Over the weekend, a fire truck was donated to the Ocean Man First Nation from the Kamsack Fire Department through an NGO, Fire Fighters Without Borders. It will be the first fire truck that the Ocean Man First Nation will have as part of their volunteer fire fighting team and will significantly improve the community’s ability to respond to emergencies.
The truck was donated in a presentation on October 17 with Kamsack Mayor Nancy Brunt, Ocean Man Chief Connie Big Eagle, Yorkton Tribal Council Chief Isabelle O’Soup, Yorkton Tribal Council Emergency Response Planning Co-ordinator Bonnie Austman and Kamsack Fire Chief Ken Thompson in attendance for the donation.
“We are proud to be able to work together with Fire Fighters Without Borders to make this donation to the Ocean Man First Nation,” said Brunt. “We are looking for ways to improve our relationship with our First Nations neighbours and this is a good step in the right direction.”
The cost of purchasing a new fire truck is outside of the Ocean Man First Nations’ ability at the moment but the need for a truck has been with the community for several decades.
“It would have been a long time before we could have gone to buy one so it means a lot to us,” said Ocean Man Chief Connie Big Eagle. “We became a reserve in the 1990s and we had several buildings built for our community including a fire hall but we haven’t had the money to purchase a truck. This will allow us to use the fire hall and it will save time when we need to respond to a fire in an emergency.”
The community has a group of volunteer fire fighters that will now be receiving training on how to use the truck and improve their services to their community.
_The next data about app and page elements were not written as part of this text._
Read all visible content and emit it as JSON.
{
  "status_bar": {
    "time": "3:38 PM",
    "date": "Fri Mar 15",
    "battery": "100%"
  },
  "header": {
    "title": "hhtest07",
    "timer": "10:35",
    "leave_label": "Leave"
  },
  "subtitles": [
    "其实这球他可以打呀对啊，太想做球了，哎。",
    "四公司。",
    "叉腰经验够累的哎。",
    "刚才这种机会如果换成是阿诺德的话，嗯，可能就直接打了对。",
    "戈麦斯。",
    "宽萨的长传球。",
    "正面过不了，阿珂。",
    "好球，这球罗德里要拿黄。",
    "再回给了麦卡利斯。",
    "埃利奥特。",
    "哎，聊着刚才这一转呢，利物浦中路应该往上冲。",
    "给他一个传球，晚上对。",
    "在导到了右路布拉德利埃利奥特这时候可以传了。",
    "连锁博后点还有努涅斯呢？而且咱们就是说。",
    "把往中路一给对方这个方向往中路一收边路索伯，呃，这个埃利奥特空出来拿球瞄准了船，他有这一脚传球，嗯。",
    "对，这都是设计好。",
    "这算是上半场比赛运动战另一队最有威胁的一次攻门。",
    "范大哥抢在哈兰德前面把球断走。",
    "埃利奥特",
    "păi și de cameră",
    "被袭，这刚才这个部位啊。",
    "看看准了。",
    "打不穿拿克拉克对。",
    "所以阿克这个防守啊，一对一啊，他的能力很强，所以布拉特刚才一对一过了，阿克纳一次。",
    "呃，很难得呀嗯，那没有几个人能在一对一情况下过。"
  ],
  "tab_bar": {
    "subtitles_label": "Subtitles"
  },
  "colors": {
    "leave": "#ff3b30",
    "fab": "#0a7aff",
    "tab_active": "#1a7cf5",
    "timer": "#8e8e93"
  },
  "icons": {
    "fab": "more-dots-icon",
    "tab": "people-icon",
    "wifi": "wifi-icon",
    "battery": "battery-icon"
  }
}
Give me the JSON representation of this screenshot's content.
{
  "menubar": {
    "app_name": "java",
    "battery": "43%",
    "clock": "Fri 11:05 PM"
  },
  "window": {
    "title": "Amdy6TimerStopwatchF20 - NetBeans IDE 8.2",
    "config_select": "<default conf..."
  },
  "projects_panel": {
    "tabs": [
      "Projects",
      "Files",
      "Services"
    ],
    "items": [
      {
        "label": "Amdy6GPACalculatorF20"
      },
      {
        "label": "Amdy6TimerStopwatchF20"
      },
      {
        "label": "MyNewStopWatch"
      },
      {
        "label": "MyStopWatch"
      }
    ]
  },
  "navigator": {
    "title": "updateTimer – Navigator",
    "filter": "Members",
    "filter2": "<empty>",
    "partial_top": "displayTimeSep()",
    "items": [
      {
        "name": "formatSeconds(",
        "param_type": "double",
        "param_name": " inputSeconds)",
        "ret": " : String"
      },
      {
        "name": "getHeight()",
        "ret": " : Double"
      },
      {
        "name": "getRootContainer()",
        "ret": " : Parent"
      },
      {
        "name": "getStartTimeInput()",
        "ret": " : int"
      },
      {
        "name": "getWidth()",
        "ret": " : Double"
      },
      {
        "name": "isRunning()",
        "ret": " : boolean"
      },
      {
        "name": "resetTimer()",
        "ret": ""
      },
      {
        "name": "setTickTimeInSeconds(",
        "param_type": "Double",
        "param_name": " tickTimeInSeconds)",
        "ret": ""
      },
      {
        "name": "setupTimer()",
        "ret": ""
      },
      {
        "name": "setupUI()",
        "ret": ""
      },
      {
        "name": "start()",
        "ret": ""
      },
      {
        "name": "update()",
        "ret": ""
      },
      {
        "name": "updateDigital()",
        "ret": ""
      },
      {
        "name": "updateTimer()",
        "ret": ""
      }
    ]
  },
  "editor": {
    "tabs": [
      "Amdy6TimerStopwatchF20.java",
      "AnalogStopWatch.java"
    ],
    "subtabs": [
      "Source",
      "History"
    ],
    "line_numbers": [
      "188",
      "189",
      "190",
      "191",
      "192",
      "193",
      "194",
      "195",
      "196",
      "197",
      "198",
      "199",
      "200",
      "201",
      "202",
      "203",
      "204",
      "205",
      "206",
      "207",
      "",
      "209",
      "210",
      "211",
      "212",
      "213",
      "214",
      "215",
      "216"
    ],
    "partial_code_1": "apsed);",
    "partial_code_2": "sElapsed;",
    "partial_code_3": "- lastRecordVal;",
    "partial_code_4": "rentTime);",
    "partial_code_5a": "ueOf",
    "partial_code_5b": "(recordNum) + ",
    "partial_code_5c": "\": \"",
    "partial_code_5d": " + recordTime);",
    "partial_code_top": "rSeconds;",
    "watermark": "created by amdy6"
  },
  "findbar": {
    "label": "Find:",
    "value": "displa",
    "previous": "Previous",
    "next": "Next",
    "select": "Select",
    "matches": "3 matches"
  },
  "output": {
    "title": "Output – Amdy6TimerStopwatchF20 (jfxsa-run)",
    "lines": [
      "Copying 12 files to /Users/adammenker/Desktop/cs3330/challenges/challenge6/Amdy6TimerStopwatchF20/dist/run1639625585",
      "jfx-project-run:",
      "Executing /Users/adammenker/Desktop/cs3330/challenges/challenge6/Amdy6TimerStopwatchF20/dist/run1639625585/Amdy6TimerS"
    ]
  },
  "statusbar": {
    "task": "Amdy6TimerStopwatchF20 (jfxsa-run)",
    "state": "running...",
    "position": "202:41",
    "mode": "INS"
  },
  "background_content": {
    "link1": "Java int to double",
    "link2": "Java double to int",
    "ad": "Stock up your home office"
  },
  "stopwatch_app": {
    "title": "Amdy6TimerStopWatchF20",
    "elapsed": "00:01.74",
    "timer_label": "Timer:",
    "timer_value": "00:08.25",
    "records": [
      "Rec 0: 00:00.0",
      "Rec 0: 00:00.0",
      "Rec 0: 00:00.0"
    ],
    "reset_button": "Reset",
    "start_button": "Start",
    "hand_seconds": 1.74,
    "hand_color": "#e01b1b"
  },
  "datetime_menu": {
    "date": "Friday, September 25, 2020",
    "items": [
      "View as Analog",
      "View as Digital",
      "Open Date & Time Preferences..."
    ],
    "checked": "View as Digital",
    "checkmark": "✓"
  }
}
Bonnie Austman was thanked for her work in helping to organize and co-ordinate the donation and was gifted a star blanket along with Kamsack Mayor Nancy Brunt and Fire Chief Ken Thompson.
“I was looking for a place to put the truck and I contacted Firefighters Without Borders,” said Ken Thompson, Kamsack Fire Chief.
Fire Fighters Without Borders typically provides fire-fighting apparatus and equipment to third world countries that are needing the equipment. Because of COVID era changes, the organization is currently unable to ship overseas. The Toronto based NGO was enthusiastic about donating the Kamsack fire truck and worked with support from Saskatchewan First Nations Emergency Management.
“I thought it was a good idea to make the donation. I think the truck still has a lot of good years to it. For a small community, it’s a perfect starter apparatus and it’s a good thing it went to a small community,” said Thompson. ‘I know that not having the equipment, people take it for granted in cities like Yorkton. They know there’s a fire department and it will be there to help them but some rural communities, they don’t have that support so when something major happens, help can be hours away. It could result in a loss of property, or in the worst case, lives. It’s a good thing that it went there, it gives them a sense of security.”
The truck is an International and was purchased by the Kamsack Fire Department for the Town of Kamsack and RM of Cote in 1972. At the time, Kamsack had a refinery and it was a much needed piece of equipment to ensure the safety of the community. It was a state-of-the-art piece of equipment when it was purchased and the truck was used as a primary unit by the Kamsack Fire Department until 1992 when a Ford was purchased and became the primary unit. It was used as a secondary truck until 2019 when it was replaced and put into temporary retirement.
“I am happy that it found itself a good home and that it will be put to good use and hopefully they have a few good years out of it.”
Yorkton Tribal Council Chief Isabelle O’Soup says she is happy to see this donation being made.
“This is what reconciliation is supposed to do for us,” she said. “It makes me so happy to be able to see this donation being made and for the Ocean Man to be receiving this equipment. This is helping to improve our relationships.”
Fire Fighters without Borders works with organizations around the world but has been working closely with several First Nation Communities to ensure that their fire safety needs are met.